### The problem
Which lines of the data contain the string "that"? Copy every one.
##########
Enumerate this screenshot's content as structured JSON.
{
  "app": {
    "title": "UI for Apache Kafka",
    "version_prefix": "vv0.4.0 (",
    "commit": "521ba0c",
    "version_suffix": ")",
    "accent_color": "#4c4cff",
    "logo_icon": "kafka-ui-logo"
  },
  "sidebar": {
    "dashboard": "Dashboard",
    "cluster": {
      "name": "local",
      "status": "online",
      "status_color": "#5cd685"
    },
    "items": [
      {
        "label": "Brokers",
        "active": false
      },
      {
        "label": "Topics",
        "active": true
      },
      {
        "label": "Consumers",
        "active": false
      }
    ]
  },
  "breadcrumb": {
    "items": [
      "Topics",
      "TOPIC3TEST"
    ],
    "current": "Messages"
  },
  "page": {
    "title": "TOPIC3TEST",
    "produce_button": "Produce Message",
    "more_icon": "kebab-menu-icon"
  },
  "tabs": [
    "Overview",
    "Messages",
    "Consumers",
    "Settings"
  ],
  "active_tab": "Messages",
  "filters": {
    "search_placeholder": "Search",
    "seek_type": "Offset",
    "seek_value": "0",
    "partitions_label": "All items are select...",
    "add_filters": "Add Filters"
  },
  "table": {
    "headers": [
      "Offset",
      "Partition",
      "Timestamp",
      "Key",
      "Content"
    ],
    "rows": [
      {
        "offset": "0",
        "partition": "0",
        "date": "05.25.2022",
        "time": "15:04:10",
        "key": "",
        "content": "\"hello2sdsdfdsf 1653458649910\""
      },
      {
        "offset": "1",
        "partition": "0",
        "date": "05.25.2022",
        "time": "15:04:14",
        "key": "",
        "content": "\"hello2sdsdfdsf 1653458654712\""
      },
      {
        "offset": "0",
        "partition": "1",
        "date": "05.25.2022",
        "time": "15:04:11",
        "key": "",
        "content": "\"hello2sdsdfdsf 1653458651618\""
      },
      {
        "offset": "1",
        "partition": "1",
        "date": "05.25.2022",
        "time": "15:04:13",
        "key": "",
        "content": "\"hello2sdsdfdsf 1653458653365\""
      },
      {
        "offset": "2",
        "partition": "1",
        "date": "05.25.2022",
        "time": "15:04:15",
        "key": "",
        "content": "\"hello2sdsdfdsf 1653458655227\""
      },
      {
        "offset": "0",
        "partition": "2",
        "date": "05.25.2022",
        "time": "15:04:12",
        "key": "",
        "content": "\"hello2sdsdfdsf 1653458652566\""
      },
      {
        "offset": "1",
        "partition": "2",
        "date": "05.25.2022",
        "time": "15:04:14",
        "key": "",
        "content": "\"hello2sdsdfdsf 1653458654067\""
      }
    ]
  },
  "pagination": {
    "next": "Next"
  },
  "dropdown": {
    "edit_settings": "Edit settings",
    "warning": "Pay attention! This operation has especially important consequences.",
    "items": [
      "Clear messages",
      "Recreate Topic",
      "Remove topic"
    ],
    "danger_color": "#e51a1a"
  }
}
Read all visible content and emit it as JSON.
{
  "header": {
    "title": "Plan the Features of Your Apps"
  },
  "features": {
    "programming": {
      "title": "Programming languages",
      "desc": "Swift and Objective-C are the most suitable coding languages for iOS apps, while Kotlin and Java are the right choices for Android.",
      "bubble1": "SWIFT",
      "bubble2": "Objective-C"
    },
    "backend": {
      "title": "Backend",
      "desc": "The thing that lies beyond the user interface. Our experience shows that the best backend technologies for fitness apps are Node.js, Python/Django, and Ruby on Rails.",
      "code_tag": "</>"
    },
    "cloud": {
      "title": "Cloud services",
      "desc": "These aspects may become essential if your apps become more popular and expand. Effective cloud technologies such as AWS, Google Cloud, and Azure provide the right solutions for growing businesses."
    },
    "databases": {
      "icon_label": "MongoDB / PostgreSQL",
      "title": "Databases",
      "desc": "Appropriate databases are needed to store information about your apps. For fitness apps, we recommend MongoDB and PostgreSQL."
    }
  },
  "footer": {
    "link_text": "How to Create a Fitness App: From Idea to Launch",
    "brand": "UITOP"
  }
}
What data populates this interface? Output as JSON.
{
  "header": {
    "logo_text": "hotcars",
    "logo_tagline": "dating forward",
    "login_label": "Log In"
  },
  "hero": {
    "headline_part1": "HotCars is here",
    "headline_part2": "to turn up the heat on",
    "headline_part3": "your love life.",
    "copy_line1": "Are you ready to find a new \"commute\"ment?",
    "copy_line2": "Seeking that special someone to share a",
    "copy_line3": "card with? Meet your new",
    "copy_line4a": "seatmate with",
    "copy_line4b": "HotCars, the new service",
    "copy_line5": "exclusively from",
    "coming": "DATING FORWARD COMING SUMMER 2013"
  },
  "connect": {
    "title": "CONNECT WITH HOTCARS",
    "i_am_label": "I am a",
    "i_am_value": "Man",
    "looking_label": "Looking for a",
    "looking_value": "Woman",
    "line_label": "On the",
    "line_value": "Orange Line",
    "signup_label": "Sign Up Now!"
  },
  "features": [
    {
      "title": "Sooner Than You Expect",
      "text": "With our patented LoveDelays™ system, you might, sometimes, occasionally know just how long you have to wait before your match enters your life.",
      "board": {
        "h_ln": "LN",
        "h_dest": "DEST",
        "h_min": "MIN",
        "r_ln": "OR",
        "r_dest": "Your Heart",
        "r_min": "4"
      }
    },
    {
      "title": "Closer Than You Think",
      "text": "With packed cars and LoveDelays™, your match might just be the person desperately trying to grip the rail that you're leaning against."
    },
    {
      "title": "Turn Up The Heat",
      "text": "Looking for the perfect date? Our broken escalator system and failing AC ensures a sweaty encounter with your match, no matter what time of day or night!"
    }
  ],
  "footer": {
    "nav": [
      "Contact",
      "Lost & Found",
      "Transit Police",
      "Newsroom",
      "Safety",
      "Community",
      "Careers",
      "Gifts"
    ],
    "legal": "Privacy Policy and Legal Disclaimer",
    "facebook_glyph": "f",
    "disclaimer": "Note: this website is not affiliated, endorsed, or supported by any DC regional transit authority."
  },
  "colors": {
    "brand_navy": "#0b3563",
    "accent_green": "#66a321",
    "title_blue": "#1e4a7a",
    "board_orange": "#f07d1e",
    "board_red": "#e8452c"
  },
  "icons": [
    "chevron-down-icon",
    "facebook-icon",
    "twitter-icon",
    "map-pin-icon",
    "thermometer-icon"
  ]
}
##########
### Exercise solution
      "desc": "The thing that lies beyond the user interface. Our experience shows that the best backend technologies for fitness apps are Node.js, Python/Django, and Ruby on Rails.",
    "copy_line2": "Seeking that special someone to share a",
      "text": "With packed cars and LoveDelays™, your match might just be the person desperately trying to grip the rail that you're leaning against."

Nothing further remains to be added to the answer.